55 You MUST do the best engineering calculation you can BUT if you cannot express it simply People with think you dont understand it AND THEY ARE PROBABLY RIGHT

56 Example: Risk of a Space Probe major risk: Probe (powered by Plutonium) reenters the earth’s atmosphere burns up spreads its plutonium widely over everyone Causes an increase in lung cancer

57 3 Steps (1) What is the probability of reentry (2) What is the distribution of Plutonium (3) Compare with what we know

58 Probability of probe hitting the earth’s atmoshere in swing-by Orbit calculated can be corrected.

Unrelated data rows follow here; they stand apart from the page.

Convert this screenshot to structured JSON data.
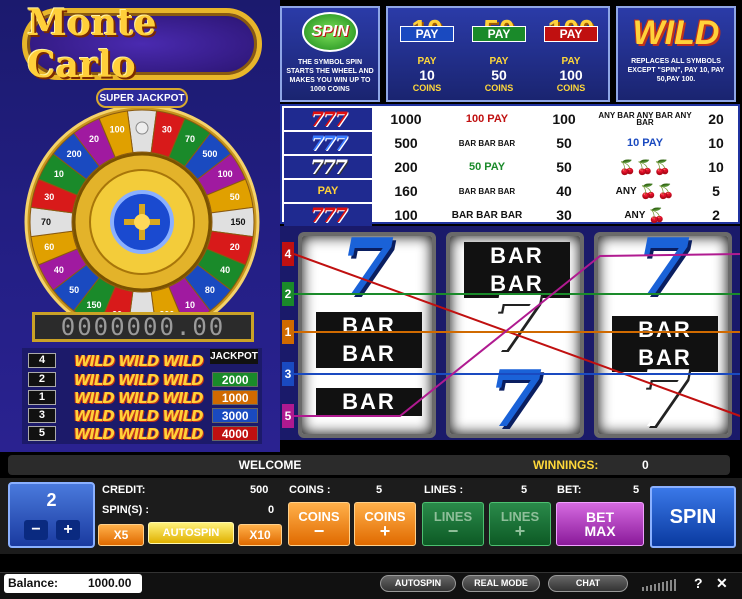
{
  "logo": {
    "text": "Monte Carlo"
  },
  "wheel": {
    "label": "SUPER JACKPOT",
    "segments": [
      "10",
      "30",
      "70",
      "500",
      "100",
      "50",
      "150",
      "20",
      "40",
      "80",
      "10",
      "200",
      "500",
      "20",
      "150",
      "50",
      "40",
      "60",
      "70",
      "30",
      "10",
      "200",
      "20",
      "100"
    ]
  },
  "counter": {
    "value": "0000000.00"
  },
  "jackpot": {
    "header": "JACKPOT",
    "rows": [
      {
        "lines": "4",
        "wild": "WILD WILD WILD",
        "value": "",
        "color": "#111111"
      },
      {
        "lines": "2",
        "wild": "WILD WILD WILD",
        "value": "2000",
        "color": "#1a8a2a"
      },
      {
        "lines": "1",
        "wild": "WILD WILD WILD",
        "value": "1000",
        "color": "#d06a00"
      },
      {
        "lines": "3",
        "wild": "WILD WILD WILD",
        "value": "3000",
        "color": "#1a4ac0"
      },
      {
        "lines": "5",
        "wild": "WILD WILD WILD",
        "value": "4000",
        "color": "#c01010"
      }
    ]
  },
  "info": {
    "spin_symbol": "SPIN",
    "spin_text": "THE SYMBOL SPIN STARTS THE WHEEL AND MAKES YOU WIN UP TO 1000 COINS",
    "pays": [
      {
        "symbol": "10",
        "word": "PAY",
        "label": "PAY",
        "value": "10",
        "unit": "COINS"
      },
      {
        "symbol": "50",
        "word": "PAY",
        "label": "PAY",
        "value": "50",
        "unit": "COINS"
      },
      {
        "symbol": "100",
        "word": "PAY",
        "label": "PAY",
        "value": "100",
        "unit": "COINS"
      }
    ],
    "wild_symbol": "WILD",
    "wild_text": "REPLACES ALL SYMBOLS EXCEPT \"SPIN\", PAY 10, PAY 50,PAY 100."
  },
  "paytable": {
    "col1": [
      {
        "sym": "777",
        "val": "1000"
      },
      {
        "sym": "777",
        "val": "500"
      },
      {
        "sym": "777",
        "val": "200"
      },
      {
        "sym": "PAY",
        "val": "160"
      },
      {
        "sym": "777",
        "val": "100"
      }
    ],
    "col2": [
      {
        "sym": "100 PAY",
        "val": "100"
      },
      {
        "sym": "BAR BAR BAR",
        "val": "50"
      },
      {
        "sym": "50 PAY",
        "val": "50"
      },
      {
        "sym": "BAR BAR BAR",
        "val": "40"
      },
      {
        "sym": "BAR BAR BAR",
        "val": "30"
      }
    ],
    "col3": [
      {
        "sym": "ANY BAR ANY BAR ANY BAR",
        "val": "20"
      },
      {
        "sym": "10 PAY",
        "val": "10"
      },
      {
        "sym": "cherries",
        "val": "10"
      },
      {
        "sym": "ANY",
        "val": "5"
      },
      {
        "sym": "ANY",
        "val": "2"
      }
    ],
    "any_label": "ANY",
    "any_bar": "ANY BAR",
    "bar": "BAR"
  },
  "reels": {
    "line_numbers": [
      "4",
      "2",
      "1",
      "3",
      "5"
    ],
    "line_colors": [
      "#c01010",
      "#1a8a2a",
      "#d06a00",
      "#1a4ac0",
      "#b01a90"
    ],
    "reel1": [
      "7",
      "BAR BAR",
      "BAR",
      "7"
    ],
    "reel2": [
      "BAR BAR",
      "7",
      "7"
    ],
    "reel3": [
      "7",
      "BAR BAR",
      "7"
    ]
  },
  "status": {
    "welcome": "WELCOME",
    "winnings_label": "WINNINGS:",
    "winnings_value": "0"
  },
  "controls": {
    "bet_level": "2",
    "credit_label": "CREDIT:",
    "credit_value": "500",
    "spins_label": "SPIN(S) :",
    "spins_value": "0",
    "coins_label": "COINS :",
    "coins_value": "5",
    "lines_label": "LINES :",
    "lines_value": "5",
    "bet_label": "BET:",
    "bet_value": "5",
    "x5": "X5",
    "autospin": "AUTOSPIN",
    "x10": "X10",
    "coins_minus": "COINS",
    "coins_plus": "COINS",
    "lines_minus": "LINES",
    "lines_plus": "LINES",
    "bet_max_1": "BET",
    "bet_max_2": "MAX",
    "spin": "SPIN",
    "minus": "−",
    "plus": "+"
  },
  "footer": {
    "balance_label": "Balance:",
    "balance_value": "1000.00",
    "autospin": "AUTOSPIN",
    "real_mode": "REAL MODE",
    "chat": "CHAT",
    "help": "?",
    "close": "✕"
  }
}
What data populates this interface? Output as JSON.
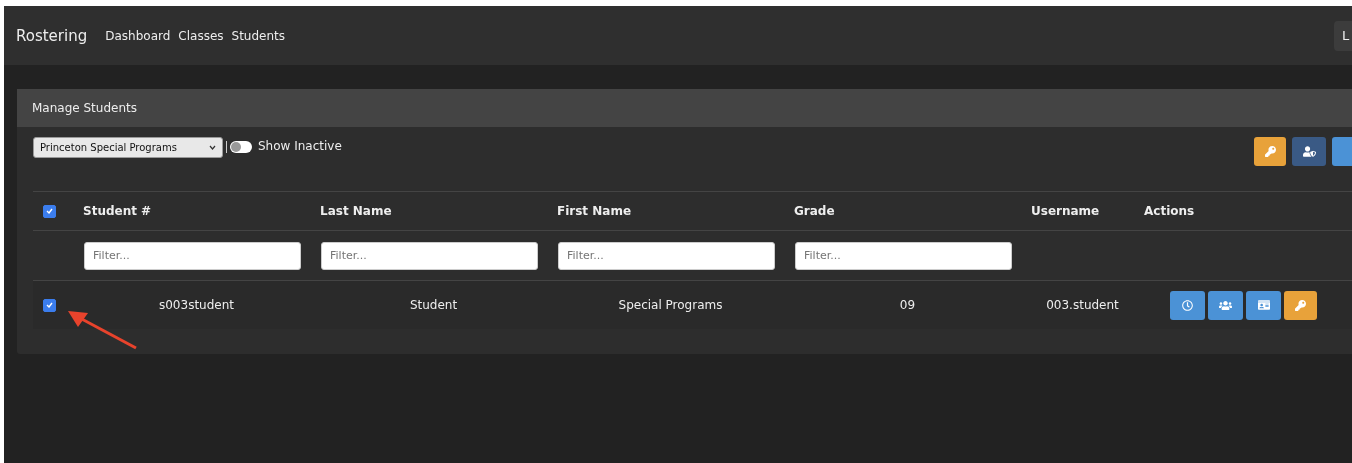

No large correction (avoiding saboteur) 1 in 10,000,000

59 Russian workers in Ozersk --10 microCurie Pu (measurement in skeleton) Double risk of lung cancer) Pu in atmoshere from bomb explosions leads to 30 picocurie in each of us 30,000 times less lung cancer of a heavy cigarette smoker. This multiplies the risk of the sattelite hitting the earth (P <10^-11) (Accurate calculation 10^-14)



62 If the distribution of fiber type, size and shape is identical in the occupational epidemiological studies and in the environmental samples of interest, extrapolation to low doses is comparatively simple

63 Note that the incremental Risk can actually be greater than the simple linearity assumption of a non-linear biological dose- response is assumed

64 Assumptions for animal analogy with cancer: A man eating daily a fraction F of his body weight is as likely to get cancer (in his lifetime) as an animal eating daily the fraction f of his body weight.



67 Transparency of Allen et al.







Download ppt "Handling Hazards: natural and otherwise University of Waterloo Ontario, Canada December 3rd 2010 Richard Wilson Mallinckrodt Professor of Physics (emeritus)"

Similar presentations

Ads by Google